Start of RECORD SET
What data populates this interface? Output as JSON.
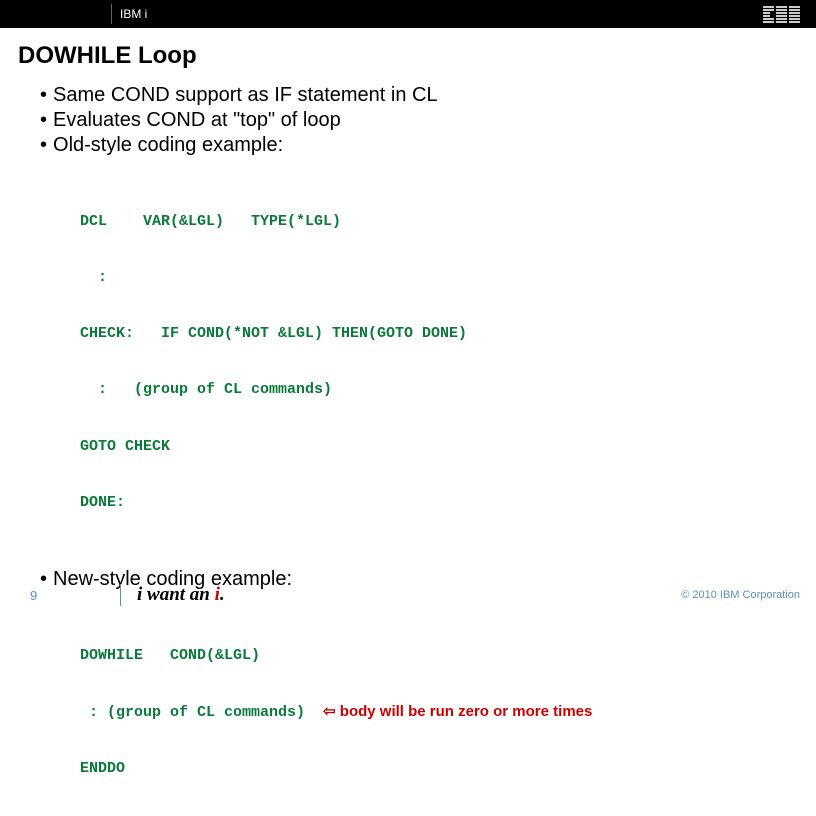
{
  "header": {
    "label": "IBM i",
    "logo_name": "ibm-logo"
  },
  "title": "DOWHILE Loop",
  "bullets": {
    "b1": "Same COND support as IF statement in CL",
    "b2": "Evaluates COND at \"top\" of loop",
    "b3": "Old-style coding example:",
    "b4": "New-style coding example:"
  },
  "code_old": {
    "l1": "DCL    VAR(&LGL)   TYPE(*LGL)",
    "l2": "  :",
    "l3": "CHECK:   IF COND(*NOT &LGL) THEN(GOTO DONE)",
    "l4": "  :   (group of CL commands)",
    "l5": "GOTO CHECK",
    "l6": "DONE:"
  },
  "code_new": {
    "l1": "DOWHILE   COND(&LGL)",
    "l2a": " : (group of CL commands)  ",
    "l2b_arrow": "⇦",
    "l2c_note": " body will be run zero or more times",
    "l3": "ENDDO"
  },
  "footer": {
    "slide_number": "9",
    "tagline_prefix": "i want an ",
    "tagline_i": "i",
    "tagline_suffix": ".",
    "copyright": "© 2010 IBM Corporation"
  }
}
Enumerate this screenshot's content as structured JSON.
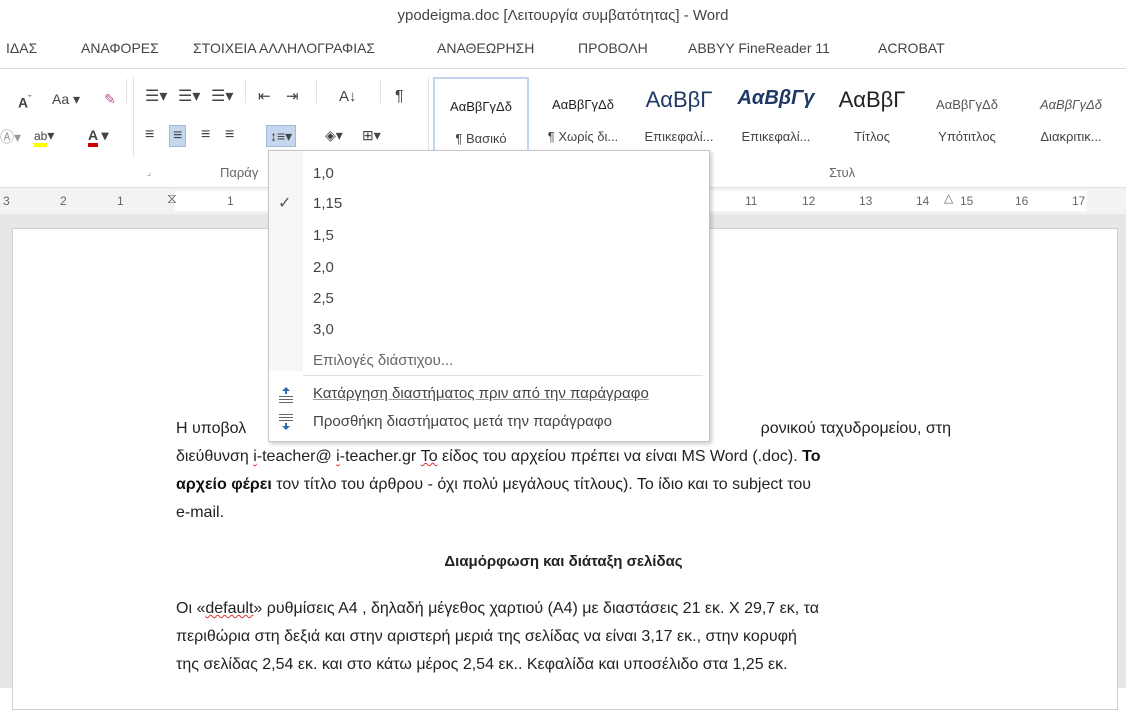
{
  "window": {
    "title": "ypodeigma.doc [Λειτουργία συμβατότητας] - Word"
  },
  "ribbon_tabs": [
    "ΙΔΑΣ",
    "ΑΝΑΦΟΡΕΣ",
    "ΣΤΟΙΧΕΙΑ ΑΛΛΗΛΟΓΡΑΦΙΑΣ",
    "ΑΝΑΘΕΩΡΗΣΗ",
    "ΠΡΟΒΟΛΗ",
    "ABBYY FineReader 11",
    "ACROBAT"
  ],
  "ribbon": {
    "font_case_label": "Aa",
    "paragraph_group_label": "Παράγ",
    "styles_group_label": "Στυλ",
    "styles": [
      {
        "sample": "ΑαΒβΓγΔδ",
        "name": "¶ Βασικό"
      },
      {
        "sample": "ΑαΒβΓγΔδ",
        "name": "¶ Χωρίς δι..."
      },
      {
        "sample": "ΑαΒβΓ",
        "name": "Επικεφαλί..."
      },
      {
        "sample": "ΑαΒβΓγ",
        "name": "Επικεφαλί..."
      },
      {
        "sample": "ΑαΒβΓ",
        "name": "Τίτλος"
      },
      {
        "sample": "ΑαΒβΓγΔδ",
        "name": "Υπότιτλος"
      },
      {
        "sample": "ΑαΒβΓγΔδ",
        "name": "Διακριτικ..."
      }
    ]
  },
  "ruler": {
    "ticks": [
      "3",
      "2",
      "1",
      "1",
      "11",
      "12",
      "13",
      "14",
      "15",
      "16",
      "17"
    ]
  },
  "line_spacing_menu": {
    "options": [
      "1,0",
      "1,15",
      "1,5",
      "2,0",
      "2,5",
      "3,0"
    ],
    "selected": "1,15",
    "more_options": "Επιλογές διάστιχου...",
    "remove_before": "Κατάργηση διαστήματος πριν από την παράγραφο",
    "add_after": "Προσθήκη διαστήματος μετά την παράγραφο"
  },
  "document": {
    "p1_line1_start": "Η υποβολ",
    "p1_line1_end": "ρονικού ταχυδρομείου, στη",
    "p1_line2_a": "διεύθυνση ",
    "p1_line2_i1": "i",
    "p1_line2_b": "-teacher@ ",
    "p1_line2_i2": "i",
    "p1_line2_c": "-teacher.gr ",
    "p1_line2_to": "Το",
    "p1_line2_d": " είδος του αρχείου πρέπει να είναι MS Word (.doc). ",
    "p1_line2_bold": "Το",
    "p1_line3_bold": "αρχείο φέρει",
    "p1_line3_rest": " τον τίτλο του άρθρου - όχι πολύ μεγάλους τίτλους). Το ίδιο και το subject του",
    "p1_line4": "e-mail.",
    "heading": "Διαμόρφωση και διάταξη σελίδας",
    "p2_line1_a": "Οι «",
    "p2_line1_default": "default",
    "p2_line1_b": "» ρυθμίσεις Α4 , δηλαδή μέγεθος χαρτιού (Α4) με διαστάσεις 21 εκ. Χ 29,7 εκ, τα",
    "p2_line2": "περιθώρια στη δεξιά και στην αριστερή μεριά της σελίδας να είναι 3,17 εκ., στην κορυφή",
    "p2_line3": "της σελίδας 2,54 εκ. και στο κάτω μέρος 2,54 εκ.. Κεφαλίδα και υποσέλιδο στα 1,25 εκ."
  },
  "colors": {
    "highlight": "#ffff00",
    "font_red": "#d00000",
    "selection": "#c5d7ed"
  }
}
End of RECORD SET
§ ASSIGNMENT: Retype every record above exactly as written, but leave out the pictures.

§ EXERCISE RESPONSE:
What data populates this interface? Output as JSON.
{
  "header": {
    "label": "IBM i",
    "logo_name": "ibm-logo"
  },
  "title": "DOWHILE Loop",
  "bullets": {
    "b1": "Same COND support as IF statement in CL",
    "b2": "Evaluates COND at \"top\" of loop",
    "b3": "Old-style coding example:",
    "b4": "New-style coding example:"
  },
  "code_old": {
    "l1": "DCL    VAR(&LGL)   TYPE(*LGL)",
    "l2": "  :",
    "l3": "CHECK:   IF COND(*NOT &LGL) THEN(GOTO DONE)",
    "l4": "  :   (group of CL commands)",
    "l5": "GOTO CHECK",
    "l6": "DONE:"
  },
  "code_new": {
    "l1": "DOWHILE   COND(&LGL)",
    "l2a": " : (group of CL commands)  ",
    "l2b_arrow": "⇦",
    "l2c_note": " body will be run zero or more times",
    "l3": "ENDDO"
  },
  "footer": {
    "slide_number": "9",
    "tagline_prefix": "i want an ",
    "tagline_i": "i",
    "tagline_suffix": ".",
    "copyright": "© 2010 IBM Corporation"
  }
}
Enumerate this screenshot's content as structured JSON.
{
  "window": {
    "title": "ypodeigma.doc [Λειτουργία συμβατότητας] - Word"
  },
  "ribbon_tabs": [
    "ΙΔΑΣ",
    "ΑΝΑΦΟΡΕΣ",
    "ΣΤΟΙΧΕΙΑ ΑΛΛΗΛΟΓΡΑΦΙΑΣ",
    "ΑΝΑΘΕΩΡΗΣΗ",
    "ΠΡΟΒΟΛΗ",
    "ABBYY FineReader 11",
    "ACROBAT"
  ],
  "ribbon": {
    "font_case_label": "Aa",
    "paragraph_group_label": "Παράγ",
    "styles_group_label": "Στυλ",
    "styles": [
      {
        "sample": "ΑαΒβΓγΔδ",
        "name": "¶ Βασικό"
      },
      {
        "sample": "ΑαΒβΓγΔδ",
        "name": "¶ Χωρίς δι..."
      },
      {
        "sample": "ΑαΒβΓ",
        "name": "Επικεφαλί..."
      },
      {
        "sample": "ΑαΒβΓγ",
        "name": "Επικεφαλί..."
      },
      {
        "sample": "ΑαΒβΓ",
        "name": "Τίτλος"
      },
      {
        "sample": "ΑαΒβΓγΔδ",
        "name": "Υπότιτλος"
      },
      {
        "sample": "ΑαΒβΓγΔδ",
        "name": "Διακριτικ..."
      }
    ]
  },
  "ruler": {
    "ticks": [
      "3",
      "2",
      "1",
      "1",
      "11",
      "12",
      "13",
      "14",
      "15",
      "16",
      "17"
    ]
  },
  "line_spacing_menu": {
    "options": [
      "1,0",
      "1,15",
      "1,5",
      "2,0",
      "2,5",
      "3,0"
    ],
    "selected": "1,15",
    "more_options": "Επιλογές διάστιχου...",
    "remove_before": "Κατάργηση διαστήματος πριν από την παράγραφο",
    "add_after": "Προσθήκη διαστήματος μετά την παράγραφο"
  },
  "document": {
    "p1_line1_start": "Η υποβολ",
    "p1_line1_end": "ρονικού ταχυδρομείου, στη",
    "p1_line2_a": "διεύθυνση ",
    "p1_line2_i1": "i",
    "p1_line2_b": "-teacher@ ",
    "p1_line2_i2": "i",
    "p1_line2_c": "-teacher.gr ",
    "p1_line2_to": "Το",
    "p1_line2_d": " είδος του αρχείου πρέπει να είναι MS Word (.doc). ",
    "p1_line2_bold": "Το",
    "p1_line3_bold": "αρχείο φέρει",
    "p1_line3_rest": " τον τίτλο του άρθρου - όχι πολύ μεγάλους τίτλους). Το ίδιο και το subject του",
    "p1_line4": "e-mail.",
    "heading": "Διαμόρφωση και διάταξη σελίδας",
    "p2_line1_a": "Οι «",
    "p2_line1_default": "default",
    "p2_line1_b": "» ρυθμίσεις Α4 , δηλαδή μέγεθος χαρτιού (Α4) με διαστάσεις 21 εκ. Χ 29,7 εκ, τα",
    "p2_line2": "περιθώρια στη δεξιά και στην αριστερή μεριά της σελίδας να είναι 3,17 εκ., στην κορυφή",
    "p2_line3": "της σελίδας 2,54 εκ. και στο κάτω μέρος 2,54 εκ.. Κεφαλίδα και υποσέλιδο στα 1,25 εκ."
  },
  "colors": {
    "highlight": "#ffff00",
    "font_red": "#d00000",
    "selection": "#c5d7ed"
  }
}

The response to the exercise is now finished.